There’s a huge 15-day celebration. The first day of the Chinese New Year is striking, and the cities are lit with the flash of fireworks. Everyone greets each other, friends and relatives with bows & exchanges gifts. It’s traditional for the young to visit the elders, wishing them a healthy and long life. Elders give money (also called luck money) in red envelopes (yasuiqian/Hong Bao) to kids. It’s a common practice, and they believe red signifies vigor; joy, prosperity and good fortune in Chinese culture and also brings good luck and wards off the evil spirits.

As a custom, the second day is for married daughters to visit her parents. For the remaining days, people go out to visit relatives and friends, enjoy vivid activities & mouthwatering, grand luxurious feasts during the festival period. A chain of activities such as dragon lantern dancing, lion dancing, Niu Yangge dancing, lantern fiesta’s and temple fairs are held along with other traditional performances. Many families stay up late (Shousui) to enjoy the New Year Gala event on TV or merely sit together and merrily chat with each other.

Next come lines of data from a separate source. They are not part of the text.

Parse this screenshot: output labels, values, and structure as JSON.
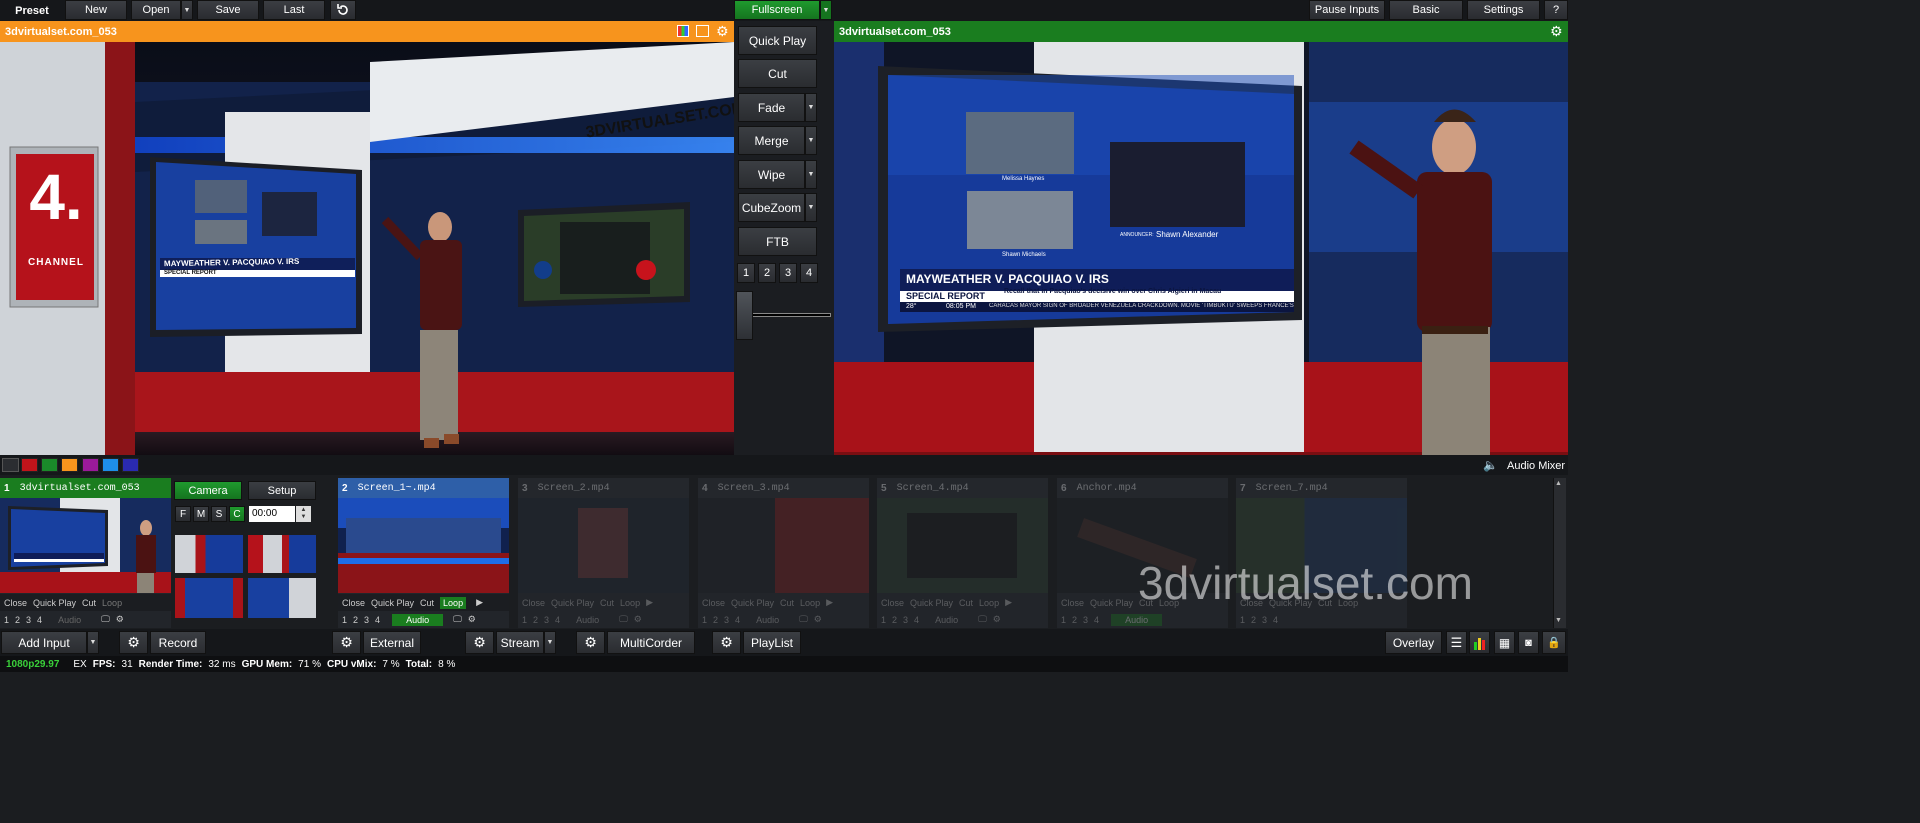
{
  "toolbar": {
    "preset_label": "Preset",
    "new_label": "New",
    "open_label": "Open",
    "save_label": "Save",
    "last_label": "Last",
    "fullscreen_label": "Fullscreen",
    "pause_inputs_label": "Pause Inputs",
    "basic_label": "Basic",
    "settings_label": "Settings",
    "help_label": "?"
  },
  "preview": {
    "title": "3dvirtualset.com_053",
    "header_color": "#f7941d",
    "brand_text": "3DVIRTUALSET.COM",
    "channel_number": "4.",
    "channel_word": "CHANNEL",
    "lower_third": "MAYWEATHER V. PACQUIAO V. IRS",
    "special_report": "SPECIAL REPORT"
  },
  "program": {
    "title": "3dvirtualset.com_053",
    "header_color": "#1a7d1f",
    "headline": "MAYWEATHER V. PACQUIAO V. IRS",
    "special_report": "SPECIAL REPORT",
    "ticker_main": "Recall that in Pacquiao's decisive win over Chris Algieri in Macau",
    "ticker_small": "CARACAS MAYOR SIGN OF BROADER VENEZUELA CRACKDOWN.   MOVIE 'TIMBUKTU' SWEEPS FRANCE'S CESAR AWARDS",
    "temp": "28°",
    "time": "08:05 PM",
    "reporter1": "Melissa Haynes",
    "reporter2": "Shawn Michaels",
    "announcer": "Shawn Alexander",
    "announcer_prefix": "ANNOUNCER:"
  },
  "transitions": {
    "quick_play": "Quick Play",
    "cut": "Cut",
    "fade": "Fade",
    "merge": "Merge",
    "wipe": "Wipe",
    "cubezoom": "CubeZoom",
    "ftb": "FTB",
    "numbers": [
      "1",
      "2",
      "3",
      "4"
    ]
  },
  "colors": {
    "swatches": [
      "#c1141b",
      "#1a8a2a",
      "#f7941d",
      "#9a1a9a",
      "#1e8ee8",
      "#2a2ab0"
    ]
  },
  "audio_mixer_label": "Audio Mixer",
  "inputs": [
    {
      "num": "1",
      "name": "3dvirtualset.com_053",
      "state": "program"
    },
    {
      "num": "2",
      "name": "Screen_1~.mp4",
      "state": "preview"
    },
    {
      "num": "3",
      "name": "Screen_2.mp4",
      "state": "idle"
    },
    {
      "num": "4",
      "name": "Screen_3.mp4",
      "state": "idle"
    },
    {
      "num": "5",
      "name": "Screen_4.mp4",
      "state": "idle"
    },
    {
      "num": "6",
      "name": "Anchor.mp4",
      "state": "idle"
    },
    {
      "num": "7",
      "name": "Screen_7.mp4",
      "state": "idle"
    }
  ],
  "input_controls": {
    "close": "Close",
    "quick_play": "Quick Play",
    "cut": "Cut",
    "loop": "Loop",
    "audio": "Audio",
    "nums": [
      "1",
      "2",
      "3",
      "4"
    ]
  },
  "camera_panel": {
    "camera_label": "Camera",
    "setup_label": "Setup",
    "flags": [
      "F",
      "M",
      "S",
      "C"
    ],
    "timecode": "00:00"
  },
  "watermark": "3dvirtualset.com",
  "bottom": {
    "add_input": "Add Input",
    "record": "Record",
    "external": "External",
    "stream": "Stream",
    "multicorder": "MultiCorder",
    "playlist": "PlayList",
    "overlay": "Overlay"
  },
  "status": {
    "format": "1080p29.97",
    "ex": "EX",
    "fps_label": "FPS:",
    "fps": "31",
    "render_label": "Render Time:",
    "render": "32 ms",
    "gpu_label": "GPU Mem:",
    "gpu": "71 %",
    "cpu_label": "CPU vMix:",
    "cpu": "7 %",
    "total_label": "Total:",
    "total": "8 %"
  }
}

The Spring Festival then comes to an end on the fifteenth day when the Lantern Festival or Yuanxiao is over, marking the completion of the Chinese Spring Festival celebrations.